STARKVILLE, Miss. -- Urbanization and agricultural pressures are decreasing natural habitats for wildlife, but Mississippians can take steps to make their own landscapes wildlife-friendly.
Bob Brzuszek, Mississippi State University Extension Service professor of landscape architecture, said residential areas play an important role in conserving wildlife when carefully planned.
“Homeowners can enhance the natural features in their yards and neighborhoods to create thriving wildlife habitats,” Brzuszek said. “To attract wildlife, homeowners must provide food, water and shelter. Providing these essentials will attract wildlife such as birds, butterflies, small mammals, reptiles and amphibians.”
Leslie Burger, an Extension conservation educator and assistant professor, said altered or lost habitat is a problem for many wildlife species.
“Your property can provide habitat for a variety of animals,” Burger said. “Start by looking at what you have and don’t have on your own property, and realize that in a neighborhood, you don’t have to provide everything if your neighbors also provide some of what wildlife need.”
Many people’s first thought for wildlife is to provide birdfeeders for songbirds and hummingbirds, but Burger said these require follow-up.
“Birds congregate around feeders, and this may create an issue with droppings and seeds.
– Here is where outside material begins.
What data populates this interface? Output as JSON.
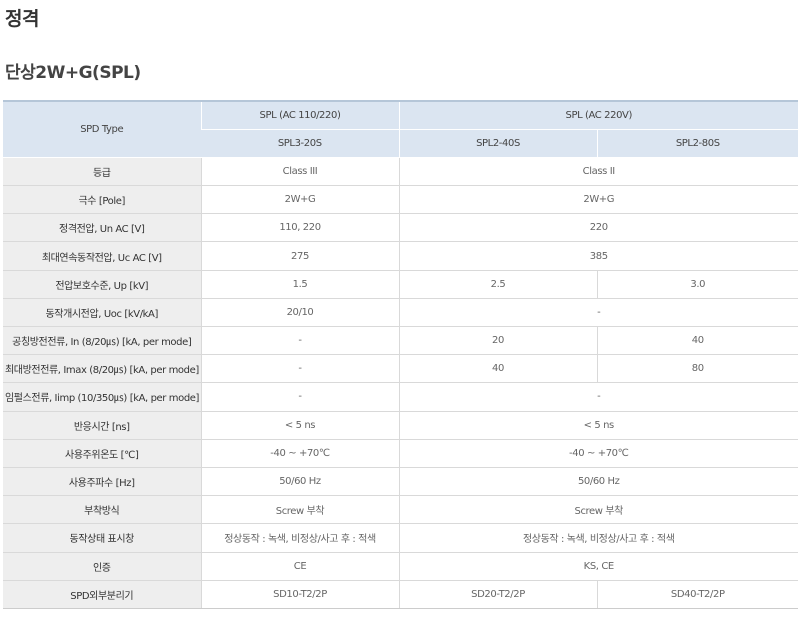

Periodically removing waste and spilled feed will help prevent potential problems with weeds and disease, especially if you continue to feed birds during the summer months,” Burger said.
“If you put out hummingbird feeders, it is best to offer only enough that they can drink in one or two days so mold does not become an issue in the feeder. Both kinds of feeders must be taken down and disinfected regularly with a mild bleach solution,” she said.
A more natural solution is to provide habitat for them.
“When you are putting in a landscape, use native plantings that create food and shelter environments that the different animals need,” Burger said. “This can be a neighborhood project, with neighbors getting together to plant a variety of food sources for desired birds and wildlife.”
This type of plan works for birds and butterflies, another favorite in home landscapes.
Burger urged homeowners to plant the right selections to avoid unintentionally create a toxic habitat for them. Some hybrid and modified plant varieties may be fatal to the butterflies or birds that they attract.
Using native plants in the landscape is one of the best and easiest ways to encourage a diversity of wildlife. Consult with the local county Extension office for help.
Be sure that the environment being created attracts the desired wildlife and not unwanted animals.
“When you create wildlife habitat, you have the ability to be intentional and select against things just like you can select for them,” Burger said. “For example, don’t create a habitat for mice if you don’t want rat snakes.”
Yards can attract rabbits if some areas are allowed to grow a little higher and even some strategic “weeds” are permitted to remain.
“You’re more likely to have rabbits if your yard doesn’t look like a football field,” she said. “Rabbits raise their young in a nest they construct on the ground, so they need an area that has some shrubs and clumping grasses for protection from predators and the weather.”
The MSU Extension Service and Department of Landscape Architecture created Mississippi Smart Landscapes as the go-to digital source for those looking for simple, sustainable home landscapes. The site offers a variety of information to support environments that encourage wildlife, use water wisely, lower energy costs, and benefit both homes and neighborhoods.